→ Task requirements
Go through the following listing and count each line that contains the string "JSON"; the answer is that number alone.
•••••
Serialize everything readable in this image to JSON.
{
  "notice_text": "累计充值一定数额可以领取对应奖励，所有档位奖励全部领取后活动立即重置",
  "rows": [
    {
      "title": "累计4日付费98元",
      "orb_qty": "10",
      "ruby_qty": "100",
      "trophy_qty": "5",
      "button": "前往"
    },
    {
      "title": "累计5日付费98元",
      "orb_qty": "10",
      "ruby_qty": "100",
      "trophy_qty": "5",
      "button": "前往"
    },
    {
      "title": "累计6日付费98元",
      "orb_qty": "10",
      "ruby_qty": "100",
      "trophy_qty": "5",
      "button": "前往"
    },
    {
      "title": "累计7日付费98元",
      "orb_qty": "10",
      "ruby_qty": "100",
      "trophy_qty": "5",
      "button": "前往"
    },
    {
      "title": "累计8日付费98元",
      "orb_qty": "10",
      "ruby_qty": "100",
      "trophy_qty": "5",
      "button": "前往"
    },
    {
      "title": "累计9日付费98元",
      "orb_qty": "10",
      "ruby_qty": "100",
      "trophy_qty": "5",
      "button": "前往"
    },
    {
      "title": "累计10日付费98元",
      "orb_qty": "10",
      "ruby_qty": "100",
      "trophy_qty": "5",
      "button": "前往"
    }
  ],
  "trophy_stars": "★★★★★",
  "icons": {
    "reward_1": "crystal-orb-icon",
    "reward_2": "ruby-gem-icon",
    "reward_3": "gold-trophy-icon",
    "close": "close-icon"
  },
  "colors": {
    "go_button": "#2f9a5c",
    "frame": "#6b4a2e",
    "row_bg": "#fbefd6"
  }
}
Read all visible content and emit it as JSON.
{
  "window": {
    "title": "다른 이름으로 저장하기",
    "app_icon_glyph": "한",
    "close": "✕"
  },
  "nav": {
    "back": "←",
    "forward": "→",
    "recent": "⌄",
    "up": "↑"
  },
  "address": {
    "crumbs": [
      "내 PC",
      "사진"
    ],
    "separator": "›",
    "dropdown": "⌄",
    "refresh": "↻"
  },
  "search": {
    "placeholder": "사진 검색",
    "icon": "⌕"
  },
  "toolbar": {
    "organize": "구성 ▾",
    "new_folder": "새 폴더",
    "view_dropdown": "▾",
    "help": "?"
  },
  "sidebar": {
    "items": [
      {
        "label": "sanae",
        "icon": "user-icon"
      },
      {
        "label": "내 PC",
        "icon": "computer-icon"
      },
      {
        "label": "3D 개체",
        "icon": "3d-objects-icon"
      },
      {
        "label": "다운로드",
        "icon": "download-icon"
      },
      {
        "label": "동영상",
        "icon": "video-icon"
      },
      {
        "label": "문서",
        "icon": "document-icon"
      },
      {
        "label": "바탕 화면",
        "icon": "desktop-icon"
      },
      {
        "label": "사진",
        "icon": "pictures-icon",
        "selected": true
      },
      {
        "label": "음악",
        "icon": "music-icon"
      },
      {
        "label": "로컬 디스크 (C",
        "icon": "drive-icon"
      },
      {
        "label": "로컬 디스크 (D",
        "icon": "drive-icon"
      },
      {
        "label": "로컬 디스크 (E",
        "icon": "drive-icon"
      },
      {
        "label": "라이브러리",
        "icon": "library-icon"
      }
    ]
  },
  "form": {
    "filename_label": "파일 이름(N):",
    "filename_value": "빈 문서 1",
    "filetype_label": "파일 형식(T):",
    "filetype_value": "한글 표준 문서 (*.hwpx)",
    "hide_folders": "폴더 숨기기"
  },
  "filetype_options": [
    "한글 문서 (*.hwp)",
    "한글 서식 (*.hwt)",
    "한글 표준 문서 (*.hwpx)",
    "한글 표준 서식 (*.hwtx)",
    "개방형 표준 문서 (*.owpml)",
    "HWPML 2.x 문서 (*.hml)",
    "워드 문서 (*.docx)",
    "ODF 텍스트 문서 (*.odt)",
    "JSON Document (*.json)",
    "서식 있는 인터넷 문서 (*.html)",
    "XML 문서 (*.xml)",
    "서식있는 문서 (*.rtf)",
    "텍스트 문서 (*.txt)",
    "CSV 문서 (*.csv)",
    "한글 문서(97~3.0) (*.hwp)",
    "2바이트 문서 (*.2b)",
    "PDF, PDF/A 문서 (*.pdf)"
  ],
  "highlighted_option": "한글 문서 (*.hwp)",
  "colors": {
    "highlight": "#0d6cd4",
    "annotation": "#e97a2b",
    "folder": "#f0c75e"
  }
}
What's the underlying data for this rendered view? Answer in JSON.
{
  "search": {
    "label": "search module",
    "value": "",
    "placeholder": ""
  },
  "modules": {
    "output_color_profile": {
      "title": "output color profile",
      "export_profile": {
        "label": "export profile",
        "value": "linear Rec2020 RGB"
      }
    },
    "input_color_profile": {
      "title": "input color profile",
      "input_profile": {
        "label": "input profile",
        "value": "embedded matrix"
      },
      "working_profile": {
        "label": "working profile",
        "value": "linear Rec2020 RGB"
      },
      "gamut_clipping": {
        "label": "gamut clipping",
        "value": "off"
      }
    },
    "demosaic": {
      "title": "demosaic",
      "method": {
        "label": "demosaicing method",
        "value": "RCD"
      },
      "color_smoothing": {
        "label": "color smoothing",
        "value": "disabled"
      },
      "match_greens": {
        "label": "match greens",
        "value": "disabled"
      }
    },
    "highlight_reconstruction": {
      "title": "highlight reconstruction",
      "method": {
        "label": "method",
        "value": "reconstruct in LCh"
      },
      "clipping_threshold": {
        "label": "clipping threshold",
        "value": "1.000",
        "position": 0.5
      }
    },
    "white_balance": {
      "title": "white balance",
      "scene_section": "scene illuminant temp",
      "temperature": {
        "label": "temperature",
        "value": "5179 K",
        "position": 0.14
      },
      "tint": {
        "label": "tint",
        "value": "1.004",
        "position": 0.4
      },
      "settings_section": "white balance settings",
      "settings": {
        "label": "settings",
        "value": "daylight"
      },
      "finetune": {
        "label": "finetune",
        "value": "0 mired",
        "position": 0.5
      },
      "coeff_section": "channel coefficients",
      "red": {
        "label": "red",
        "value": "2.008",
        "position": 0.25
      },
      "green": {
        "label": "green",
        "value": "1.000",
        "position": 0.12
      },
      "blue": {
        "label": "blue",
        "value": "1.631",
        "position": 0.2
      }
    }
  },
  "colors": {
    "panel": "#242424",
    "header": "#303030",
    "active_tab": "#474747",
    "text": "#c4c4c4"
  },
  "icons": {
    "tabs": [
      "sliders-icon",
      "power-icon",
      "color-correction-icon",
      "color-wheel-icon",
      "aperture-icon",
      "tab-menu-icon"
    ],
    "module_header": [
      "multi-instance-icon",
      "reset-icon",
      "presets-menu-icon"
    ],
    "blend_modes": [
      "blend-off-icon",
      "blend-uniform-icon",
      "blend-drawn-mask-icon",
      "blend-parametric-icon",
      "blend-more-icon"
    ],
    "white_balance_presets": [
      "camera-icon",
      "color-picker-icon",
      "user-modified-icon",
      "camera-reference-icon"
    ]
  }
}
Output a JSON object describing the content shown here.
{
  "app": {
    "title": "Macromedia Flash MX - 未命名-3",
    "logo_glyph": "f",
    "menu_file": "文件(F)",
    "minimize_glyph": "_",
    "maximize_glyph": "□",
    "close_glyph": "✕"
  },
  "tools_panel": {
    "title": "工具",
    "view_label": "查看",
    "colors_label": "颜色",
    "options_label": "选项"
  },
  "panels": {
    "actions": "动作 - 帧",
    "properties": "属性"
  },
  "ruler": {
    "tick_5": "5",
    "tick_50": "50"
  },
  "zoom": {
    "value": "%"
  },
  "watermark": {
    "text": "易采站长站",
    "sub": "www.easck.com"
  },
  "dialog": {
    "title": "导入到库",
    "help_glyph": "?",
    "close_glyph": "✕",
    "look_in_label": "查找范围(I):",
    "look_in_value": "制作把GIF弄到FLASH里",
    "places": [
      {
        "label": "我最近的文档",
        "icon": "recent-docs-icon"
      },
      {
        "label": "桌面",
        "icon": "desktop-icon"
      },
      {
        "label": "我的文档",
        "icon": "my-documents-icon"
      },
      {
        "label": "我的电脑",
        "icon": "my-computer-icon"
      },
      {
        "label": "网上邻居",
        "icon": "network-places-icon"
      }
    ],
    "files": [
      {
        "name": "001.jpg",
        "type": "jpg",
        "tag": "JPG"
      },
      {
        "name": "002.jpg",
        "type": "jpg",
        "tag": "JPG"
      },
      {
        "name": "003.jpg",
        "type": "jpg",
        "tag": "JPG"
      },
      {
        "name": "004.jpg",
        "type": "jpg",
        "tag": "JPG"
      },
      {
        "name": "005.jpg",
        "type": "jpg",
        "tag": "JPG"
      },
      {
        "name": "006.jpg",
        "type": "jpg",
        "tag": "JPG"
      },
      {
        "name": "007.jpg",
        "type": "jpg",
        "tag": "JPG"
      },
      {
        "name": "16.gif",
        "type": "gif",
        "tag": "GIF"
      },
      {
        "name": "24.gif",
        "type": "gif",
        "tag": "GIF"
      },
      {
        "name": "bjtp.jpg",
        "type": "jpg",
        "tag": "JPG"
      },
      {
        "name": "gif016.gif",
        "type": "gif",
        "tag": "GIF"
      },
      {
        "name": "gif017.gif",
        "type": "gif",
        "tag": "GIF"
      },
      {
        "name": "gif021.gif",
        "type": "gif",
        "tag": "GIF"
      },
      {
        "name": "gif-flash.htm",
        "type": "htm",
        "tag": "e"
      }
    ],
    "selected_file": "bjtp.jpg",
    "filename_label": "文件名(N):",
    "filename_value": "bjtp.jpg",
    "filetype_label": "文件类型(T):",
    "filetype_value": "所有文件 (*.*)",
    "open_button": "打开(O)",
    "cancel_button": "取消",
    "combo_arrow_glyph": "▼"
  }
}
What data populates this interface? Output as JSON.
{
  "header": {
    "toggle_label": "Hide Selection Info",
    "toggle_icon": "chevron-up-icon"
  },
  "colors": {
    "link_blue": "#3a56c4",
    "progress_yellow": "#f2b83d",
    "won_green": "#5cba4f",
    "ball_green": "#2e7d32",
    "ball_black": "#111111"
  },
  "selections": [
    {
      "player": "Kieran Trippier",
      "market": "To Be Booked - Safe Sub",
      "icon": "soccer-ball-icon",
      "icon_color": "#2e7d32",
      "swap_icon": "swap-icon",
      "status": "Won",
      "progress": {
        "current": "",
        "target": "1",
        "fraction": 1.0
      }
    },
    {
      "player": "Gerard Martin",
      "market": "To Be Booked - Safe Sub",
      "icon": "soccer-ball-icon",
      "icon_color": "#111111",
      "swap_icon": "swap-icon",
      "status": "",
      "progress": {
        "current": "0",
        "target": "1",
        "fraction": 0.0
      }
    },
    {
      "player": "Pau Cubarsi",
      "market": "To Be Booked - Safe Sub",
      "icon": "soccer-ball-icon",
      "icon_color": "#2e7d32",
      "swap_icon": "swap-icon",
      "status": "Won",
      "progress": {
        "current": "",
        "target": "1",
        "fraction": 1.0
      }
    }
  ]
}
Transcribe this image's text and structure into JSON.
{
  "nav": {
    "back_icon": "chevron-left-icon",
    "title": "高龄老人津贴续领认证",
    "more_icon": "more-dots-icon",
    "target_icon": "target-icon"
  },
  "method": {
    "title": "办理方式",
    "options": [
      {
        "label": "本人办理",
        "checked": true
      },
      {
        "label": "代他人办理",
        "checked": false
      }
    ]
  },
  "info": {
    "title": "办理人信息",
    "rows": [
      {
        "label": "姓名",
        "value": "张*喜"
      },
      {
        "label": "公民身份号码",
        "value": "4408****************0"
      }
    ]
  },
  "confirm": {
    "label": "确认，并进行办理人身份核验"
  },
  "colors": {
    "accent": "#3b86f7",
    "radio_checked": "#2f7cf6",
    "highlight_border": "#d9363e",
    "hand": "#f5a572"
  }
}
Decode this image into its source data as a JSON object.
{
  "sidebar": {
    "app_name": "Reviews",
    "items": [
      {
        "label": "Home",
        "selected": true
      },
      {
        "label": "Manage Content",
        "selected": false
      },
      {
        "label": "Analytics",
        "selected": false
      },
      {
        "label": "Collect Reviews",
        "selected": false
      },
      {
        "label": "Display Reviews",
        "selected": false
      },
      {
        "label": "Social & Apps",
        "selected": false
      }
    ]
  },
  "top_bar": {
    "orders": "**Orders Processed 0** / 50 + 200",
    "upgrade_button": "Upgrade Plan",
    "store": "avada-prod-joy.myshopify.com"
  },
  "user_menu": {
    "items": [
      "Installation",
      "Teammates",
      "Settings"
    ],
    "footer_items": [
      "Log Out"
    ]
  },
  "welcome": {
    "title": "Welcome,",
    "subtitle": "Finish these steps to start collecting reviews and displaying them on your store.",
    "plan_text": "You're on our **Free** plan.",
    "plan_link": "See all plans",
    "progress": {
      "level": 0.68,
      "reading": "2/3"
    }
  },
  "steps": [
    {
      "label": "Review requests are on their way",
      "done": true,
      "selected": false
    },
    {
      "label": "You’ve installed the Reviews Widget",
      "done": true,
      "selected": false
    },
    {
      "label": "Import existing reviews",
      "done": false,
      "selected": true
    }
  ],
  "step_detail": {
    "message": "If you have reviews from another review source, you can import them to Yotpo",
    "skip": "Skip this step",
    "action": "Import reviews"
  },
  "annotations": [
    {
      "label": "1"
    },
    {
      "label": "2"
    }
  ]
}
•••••
→ Response below
8